» WHAT IS NEEDED
An exact copy of every entry is required, without the pictures.

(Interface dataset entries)
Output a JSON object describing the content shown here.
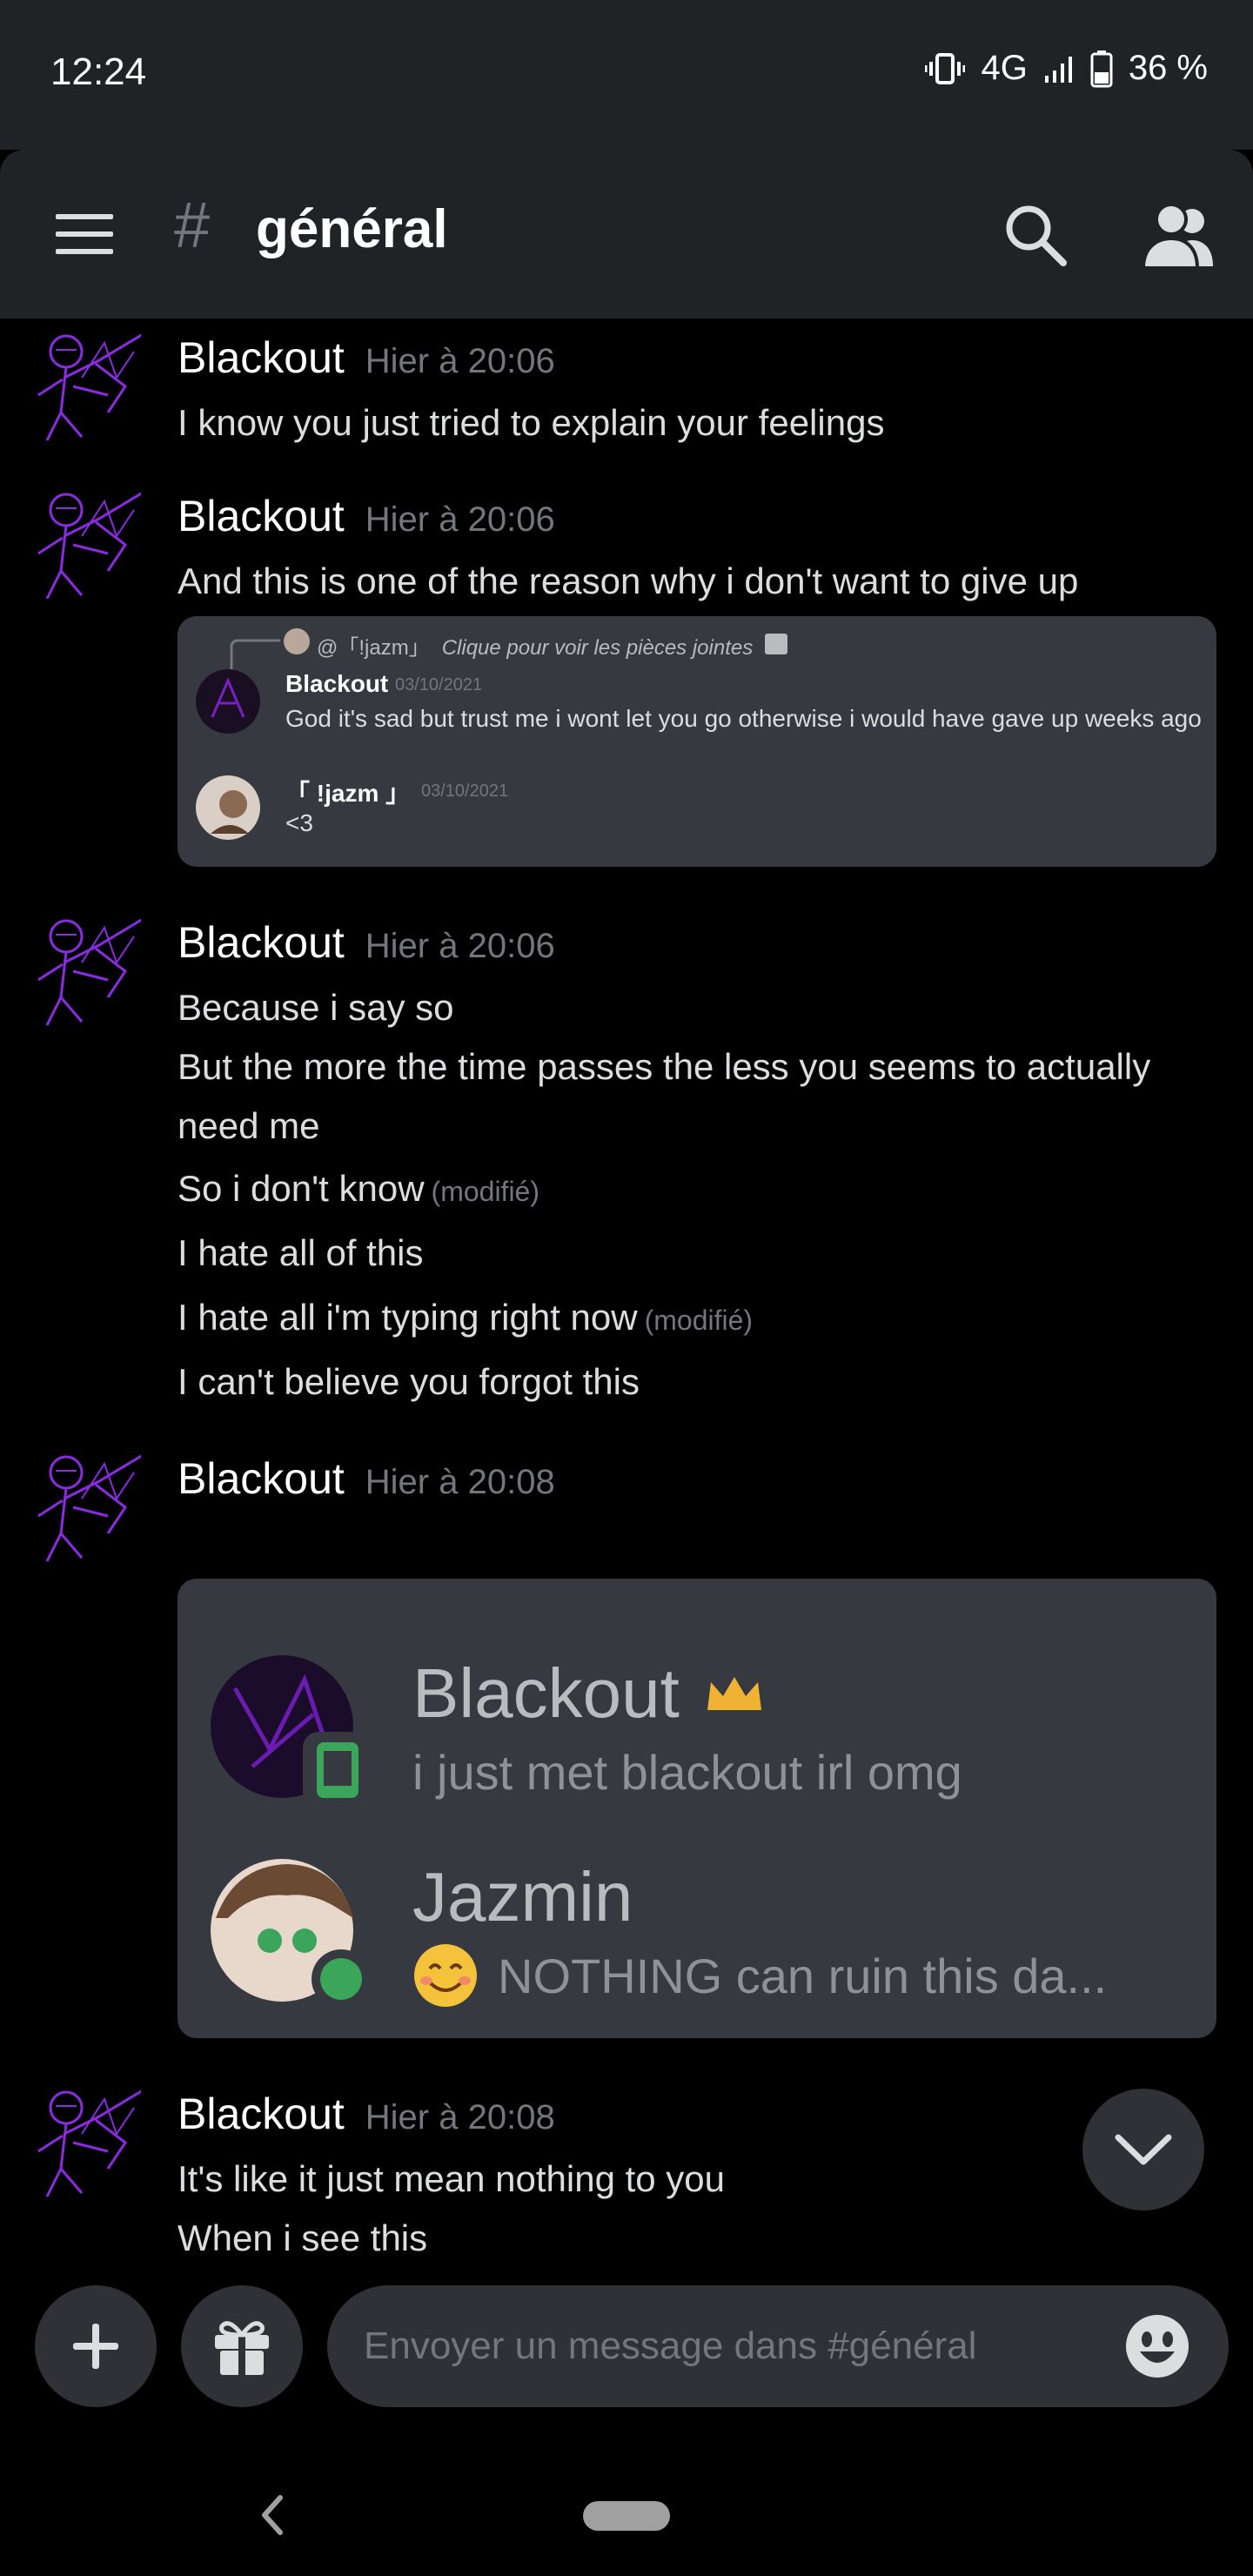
{
  "status_bar": {
    "time": "12:24",
    "network": "4G",
    "battery": "36 %"
  },
  "app_bar": {
    "channel_name": "général"
  },
  "messages": [
    {
      "author": "Blackout",
      "timestamp": "Hier à 20:06",
      "lines": [
        "I know you just tried to explain your feelings"
      ]
    },
    {
      "author": "Blackout",
      "timestamp": "Hier à 20:06",
      "lines": [
        "And this is one of the reason why i don't want to give up"
      ]
    },
    {
      "author": "Blackout",
      "timestamp": "Hier à 20:06",
      "lines": [
        "Because i say so",
        "But the more the time passes the less you seems to actually",
        "need me",
        "So i don't know",
        "I hate all of this",
        "I hate all i'm typing right now",
        "I can't believe you forgot this"
      ],
      "edited_label": "(modifié)"
    },
    {
      "author": "Blackout",
      "timestamp": "Hier à 20:08",
      "lines": []
    },
    {
      "author": "Blackout",
      "timestamp": "Hier à 20:08",
      "lines": [
        "It's like it just mean nothing to you",
        "When i see this"
      ]
    }
  ],
  "embed1": {
    "reply_to": "@「!jazm」",
    "reply_hint": "Clique pour voir les pièces jointes",
    "first": {
      "author": "Blackout",
      "date": "03/10/2021",
      "text": "God it's sad but trust me i wont let you go otherwise i would have gave up weeks ago"
    },
    "second": {
      "author": "「 !jazm 」",
      "date": "03/10/2021",
      "text": "<3"
    }
  },
  "embed2": {
    "users": [
      {
        "name": "Blackout",
        "status": "i just met blackout irl omg",
        "status_color": "#3ba55c"
      },
      {
        "name": "Jazmin",
        "status": "NOTHING can ruin this da...",
        "status_color": "#3ba55c"
      }
    ]
  },
  "composer": {
    "placeholder": "Envoyer un message dans #général"
  },
  "colors": {
    "background": "#000000",
    "bar": "#202225",
    "card": "#36393f",
    "muted": "#72767d",
    "online": "#3ba55c",
    "avatar_purple": "#8a2be2"
  }
}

» YOUR RESPONSE
Output a JSON object describing the content shown here.
{
  "status_bar": {
    "time": "12:24",
    "network": "4G",
    "battery": "36 %"
  },
  "app_bar": {
    "channel_name": "général"
  },
  "messages": [
    {
      "author": "Blackout",
      "timestamp": "Hier à 20:06",
      "lines": [
        "I know you just tried to explain your feelings"
      ]
    },
    {
      "author": "Blackout",
      "timestamp": "Hier à 20:06",
      "lines": [
        "And this is one of the reason why i don't want to give up"
      ]
    },
    {
      "author": "Blackout",
      "timestamp": "Hier à 20:06",
      "lines": [
        "Because i say so",
        "But the more the time passes the less you seems to actually",
        "need me",
        "So i don't know",
        "I hate all of this",
        "I hate all i'm typing right now",
        "I can't believe you forgot this"
      ],
      "edited_label": "(modifié)"
    },
    {
      "author": "Blackout",
      "timestamp": "Hier à 20:08",
      "lines": []
    },
    {
      "author": "Blackout",
      "timestamp": "Hier à 20:08",
      "lines": [
        "It's like it just mean nothing to you",
        "When i see this"
      ]
    }
  ],
  "embed1": {
    "reply_to": "@「!jazm」",
    "reply_hint": "Clique pour voir les pièces jointes",
    "first": {
      "author": "Blackout",
      "date": "03/10/2021",
      "text": "God it's sad but trust me i wont let you go otherwise i would have gave up weeks ago"
    },
    "second": {
      "author": "「 !jazm 」",
      "date": "03/10/2021",
      "text": "<3"
    }
  },
  "embed2": {
    "users": [
      {
        "name": "Blackout",
        "status": "i just met blackout irl omg",
        "status_color": "#3ba55c"
      },
      {
        "name": "Jazmin",
        "status": "NOTHING can ruin this da...",
        "status_color": "#3ba55c"
      }
    ]
  },
  "composer": {
    "placeholder": "Envoyer un message dans #général"
  },
  "colors": {
    "background": "#000000",
    "bar": "#202225",
    "card": "#36393f",
    "muted": "#72767d",
    "online": "#3ba55c",
    "avatar_purple": "#8a2be2"
  }
}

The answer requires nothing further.